# What to do
Word for word, repeat everything in the records below except the pictures.

# The input
- Opening Delimiter -
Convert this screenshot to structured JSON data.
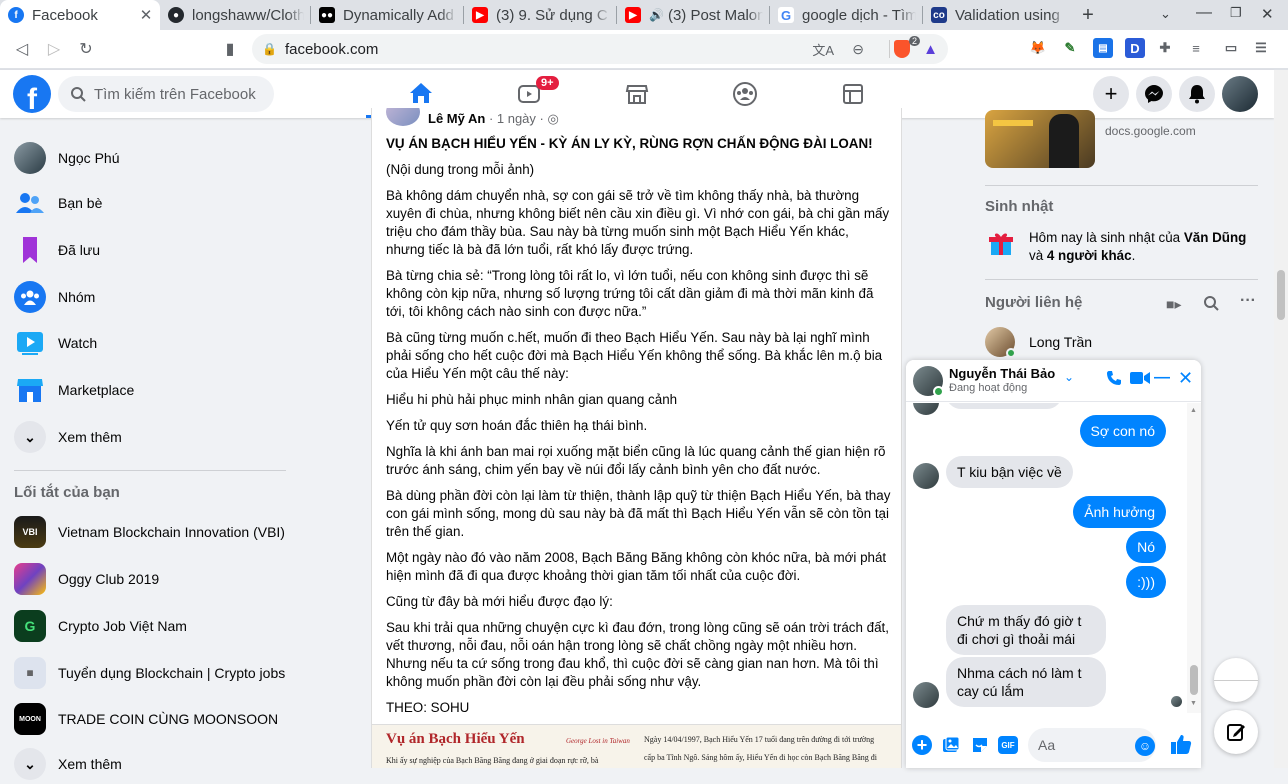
{
  "browser": {
    "tabs": [
      {
        "title": "Facebook",
        "favicon": "facebook-icon",
        "active": true
      },
      {
        "title": "longshaww/Cloth",
        "favicon": "github-icon"
      },
      {
        "title": "Dynamically Add",
        "favicon": "medium-icon"
      },
      {
        "title": "(3) 9. Sử dụng C",
        "favicon": "youtube-icon"
      },
      {
        "title": "(3) Post Malon",
        "favicon": "youtube-icon"
      },
      {
        "title": "google dịch - Tìm",
        "favicon": "google-icon"
      },
      {
        "title": "Validation using",
        "favicon": "codepen-icon"
      }
    ],
    "url": "facebook.com",
    "brave_badge": "2"
  },
  "fb": {
    "search_placeholder": "Tìm kiếm trên Facebook",
    "watch_badge": "9+",
    "accent": "#1877f2"
  },
  "leftnav": {
    "items": [
      {
        "label": "Ngọc Phú",
        "icon": "profile-avatar"
      },
      {
        "label": "Bạn bè",
        "icon": "friends-icon"
      },
      {
        "label": "Đã lưu",
        "icon": "saved-icon"
      },
      {
        "label": "Nhóm",
        "icon": "groups-icon"
      },
      {
        "label": "Watch",
        "icon": "watch-icon"
      },
      {
        "label": "Marketplace",
        "icon": "marketplace-icon"
      },
      {
        "label": "Xem thêm",
        "icon": "chevron-down-icon"
      }
    ],
    "shortcuts_title": "Lối tắt của bạn",
    "shortcuts": [
      {
        "label": "Vietnam Blockchain Innovation (VBI)"
      },
      {
        "label": "Oggy Club 2019"
      },
      {
        "label": "Crypto Job Việt Nam"
      },
      {
        "label": "Tuyển dụng Blockchain | Crypto jobs"
      },
      {
        "label": "TRADE COIN CÙNG MOONSOON"
      },
      {
        "label": "Xem thêm"
      }
    ]
  },
  "post": {
    "author": "Lê Mỹ An",
    "time": "· 1 ngày ·",
    "title": "VỤ ÁN BẠCH HIỂU YẾN - KỲ ÁN LY KỲ, RÙNG RỢN CHẤN ĐỘNG ĐÀI LOAN!",
    "paragraphs": [
      "(Nội dung trong mỗi ảnh)",
      "Bà không dám chuyển nhà, sợ con gái sẽ trở về tìm không thấy nhà, bà thường xuyên đi chùa, nhưng không biết nên cầu xin điều gì. Vì nhớ con gái, bà chi gần mấy triệu cho đám thầy bùa. Sau này bà từng muốn sinh một Bạch Hiểu Yến khác, nhưng tiếc là bà đã lớn tuổi, rất khó lấy được trứng.",
      "Bà từng chia sẻ: “Trong lòng tôi rất lo, vì lớn tuổi, nếu con không sinh được thì sẽ không còn kịp nữa, nhưng số lượng trứng tôi cất dần giảm đi mà thời mãn kinh đã tới, tôi không cách nào sinh con được nữa.”",
      "Bà cũng từng muốn c.hết, muốn đi theo Bạch Hiểu Yến. Sau này bà lại nghĩ mình phải sống cho hết cuộc đời mà Bạch Hiểu Yến không thể sống. Bà khắc lên m.ộ bia của Hiểu Yến một câu thế này:",
      "Hiểu hi phù hải phục minh nhân gian quang cảnh",
      "Yến tử quy sơn hoán đắc thiên hạ thái bình.",
      "Nghĩa là khi ánh ban mai rọi xuống mặt biển cũng là lúc quang cảnh thế gian hiện rõ trước ánh sáng, chim yến bay về núi đổi lấy cảnh bình yên cho đất nước.",
      "Bà dùng phần đời còn lại làm từ thiện, thành lập quỹ từ thiện Bạch Hiểu Yến, bà thay con gái mình sống, mong dù sau này bà đã mất thì Bạch Hiểu Yến vẫn sẽ còn tồn tại trên thế gian.",
      "Một ngày nào đó vào năm 2008, Bạch Băng Băng không còn khóc nữa, bà mới phát hiện mình đã đi qua được khoảng thời gian tăm tối nhất của cuộc đời.",
      "Cũng từ đây bà mới hiểu được đạo lý:",
      "Sau khi trải qua những chuyện cực kì đau đớn, trong lòng cũng sẽ oán trời trách đất, vết thương, nỗi đau, nỗi oán hận trong lòng sẽ chất chồng ngày một nhiều hơn. Nhưng nếu ta cứ sống trong đau khổ, thì cuộc đời sẽ càng gian nan hơn. Mà tôi thì không muốn phần đời còn lại đều phải sống như vậy.",
      "THEO: SOHU"
    ],
    "image": {
      "headline": "Vụ án Bạch Hiểu Yến",
      "sub": "George Lost in Taiwan",
      "line1": "Khi ấy sự nghiệp của Bạch Băng Băng đang ở giai đoạn rực rỡ, bà",
      "col1": "Ngày 14/04/1997, Bạch Hiểu Yến 17 tuổi đang trên đường đi tới trường",
      "col2": "cấp ba Tĩnh Ngô. Sáng hôm ấy, Hiểu Yến đi học còn Bạch Băng Băng đi"
    }
  },
  "right": {
    "ad_domain": "docs.google.com",
    "birthday_title": "Sinh nhật",
    "birthday_pre": "Hôm nay là sinh nhật của ",
    "birthday_name": "Văn Dũng",
    "birthday_mid": " và ",
    "birthday_others": "4 người khác",
    "birthday_end": ".",
    "contacts_title": "Người liên hệ",
    "contacts": [
      {
        "name": "Long Trần"
      }
    ]
  },
  "chat": {
    "name": "Nguyễn Thái Bảo",
    "status": "Đang hoạt động",
    "input_placeholder": "Aa",
    "messages": [
      {
        "dir": "out",
        "text": "Sợ con nó"
      },
      {
        "dir": "in",
        "text": "T kiu bận việc về"
      },
      {
        "dir": "out",
        "text": "Ảnh hưởng"
      },
      {
        "dir": "out",
        "text": "Nó"
      },
      {
        "dir": "out",
        "text": ":)))"
      },
      {
        "dir": "in",
        "text": "Chứ m thấy đó giờ t đi chơi gì thoải mái"
      },
      {
        "dir": "in",
        "text": "Nhma cách nó làm t cay cú lắm"
      }
    ]
  }
}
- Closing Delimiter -
# Exercise answer
Convert this screenshot to structured JSON data.
{
  "browser": {
    "tabs": [
      {
        "title": "Facebook",
        "favicon": "facebook-icon",
        "active": true
      },
      {
        "title": "longshaww/Cloth",
        "favicon": "github-icon"
      },
      {
        "title": "Dynamically Add",
        "favicon": "medium-icon"
      },
      {
        "title": "(3) 9. Sử dụng C",
        "favicon": "youtube-icon"
      },
      {
        "title": "(3) Post Malon",
        "favicon": "youtube-icon"
      },
      {
        "title": "google dịch - Tìm",
        "favicon": "google-icon"
      },
      {
        "title": "Validation using",
        "favicon": "codepen-icon"
      }
    ],
    "url": "facebook.com",
    "brave_badge": "2"
  },
  "fb": {
    "search_placeholder": "Tìm kiếm trên Facebook",
    "watch_badge": "9+",
    "accent": "#1877f2"
  },
  "leftnav": {
    "items": [
      {
        "label": "Ngọc Phú",
        "icon": "profile-avatar"
      },
      {
        "label": "Bạn bè",
        "icon": "friends-icon"
      },
      {
        "label": "Đã lưu",
        "icon": "saved-icon"
      },
      {
        "label": "Nhóm",
        "icon": "groups-icon"
      },
      {
        "label": "Watch",
        "icon": "watch-icon"
      },
      {
        "label": "Marketplace",
        "icon": "marketplace-icon"
      },
      {
        "label": "Xem thêm",
        "icon": "chevron-down-icon"
      }
    ],
    "shortcuts_title": "Lối tắt của bạn",
    "shortcuts": [
      {
        "label": "Vietnam Blockchain Innovation (VBI)"
      },
      {
        "label": "Oggy Club 2019"
      },
      {
        "label": "Crypto Job Việt Nam"
      },
      {
        "label": "Tuyển dụng Blockchain | Crypto jobs"
      },
      {
        "label": "TRADE COIN CÙNG MOONSOON"
      },
      {
        "label": "Xem thêm"
      }
    ]
  },
  "post": {
    "author": "Lê Mỹ An",
    "time": "· 1 ngày ·",
    "title": "VỤ ÁN BẠCH HIỂU YẾN - KỲ ÁN LY KỲ, RÙNG RỢN CHẤN ĐỘNG ĐÀI LOAN!",
    "paragraphs": [
      "(Nội dung trong mỗi ảnh)",
      "Bà không dám chuyển nhà, sợ con gái sẽ trở về tìm không thấy nhà, bà thường xuyên đi chùa, nhưng không biết nên cầu xin điều gì. Vì nhớ con gái, bà chi gần mấy triệu cho đám thầy bùa. Sau này bà từng muốn sinh một Bạch Hiểu Yến khác, nhưng tiếc là bà đã lớn tuổi, rất khó lấy được trứng.",
      "Bà từng chia sẻ: “Trong lòng tôi rất lo, vì lớn tuổi, nếu con không sinh được thì sẽ không còn kịp nữa, nhưng số lượng trứng tôi cất dần giảm đi mà thời mãn kinh đã tới, tôi không cách nào sinh con được nữa.”",
      "Bà cũng từng muốn c.hết, muốn đi theo Bạch Hiểu Yến. Sau này bà lại nghĩ mình phải sống cho hết cuộc đời mà Bạch Hiểu Yến không thể sống. Bà khắc lên m.ộ bia của Hiểu Yến một câu thế này:",
      "Hiểu hi phù hải phục minh nhân gian quang cảnh",
      "Yến tử quy sơn hoán đắc thiên hạ thái bình.",
      "Nghĩa là khi ánh ban mai rọi xuống mặt biển cũng là lúc quang cảnh thế gian hiện rõ trước ánh sáng, chim yến bay về núi đổi lấy cảnh bình yên cho đất nước.",
      "Bà dùng phần đời còn lại làm từ thiện, thành lập quỹ từ thiện Bạch Hiểu Yến, bà thay con gái mình sống, mong dù sau này bà đã mất thì Bạch Hiểu Yến vẫn sẽ còn tồn tại trên thế gian.",
      "Một ngày nào đó vào năm 2008, Bạch Băng Băng không còn khóc nữa, bà mới phát hiện mình đã đi qua được khoảng thời gian tăm tối nhất của cuộc đời.",
      "Cũng từ đây bà mới hiểu được đạo lý:",
      "Sau khi trải qua những chuyện cực kì đau đớn, trong lòng cũng sẽ oán trời trách đất, vết thương, nỗi đau, nỗi oán hận trong lòng sẽ chất chồng ngày một nhiều hơn. Nhưng nếu ta cứ sống trong đau khổ, thì cuộc đời sẽ càng gian nan hơn. Mà tôi thì không muốn phần đời còn lại đều phải sống như vậy.",
      "THEO: SOHU"
    ],
    "image": {
      "headline": "Vụ án Bạch Hiểu Yến",
      "sub": "George Lost in Taiwan",
      "line1": "Khi ấy sự nghiệp của Bạch Băng Băng đang ở giai đoạn rực rỡ, bà",
      "col1": "Ngày 14/04/1997, Bạch Hiểu Yến 17 tuổi đang trên đường đi tới trường",
      "col2": "cấp ba Tĩnh Ngô. Sáng hôm ấy, Hiểu Yến đi học còn Bạch Băng Băng đi"
    }
  },
  "right": {
    "ad_domain": "docs.google.com",
    "birthday_title": "Sinh nhật",
    "birthday_pre": "Hôm nay là sinh nhật của ",
    "birthday_name": "Văn Dũng",
    "birthday_mid": " và ",
    "birthday_others": "4 người khác",
    "birthday_end": ".",
    "contacts_title": "Người liên hệ",
    "contacts": [
      {
        "name": "Long Trần"
      }
    ]
  },
  "chat": {
    "name": "Nguyễn Thái Bảo",
    "status": "Đang hoạt động",
    "input_placeholder": "Aa",
    "messages": [
      {
        "dir": "out",
        "text": "Sợ con nó"
      },
      {
        "dir": "in",
        "text": "T kiu bận việc về"
      },
      {
        "dir": "out",
        "text": "Ảnh hưởng"
      },
      {
        "dir": "out",
        "text": "Nó"
      },
      {
        "dir": "out",
        "text": ":)))"
      },
      {
        "dir": "in",
        "text": "Chứ m thấy đó giờ t đi chơi gì thoải mái"
      },
      {
        "dir": "in",
        "text": "Nhma cách nó làm t cay cú lắm"
      }
    ]
  }
}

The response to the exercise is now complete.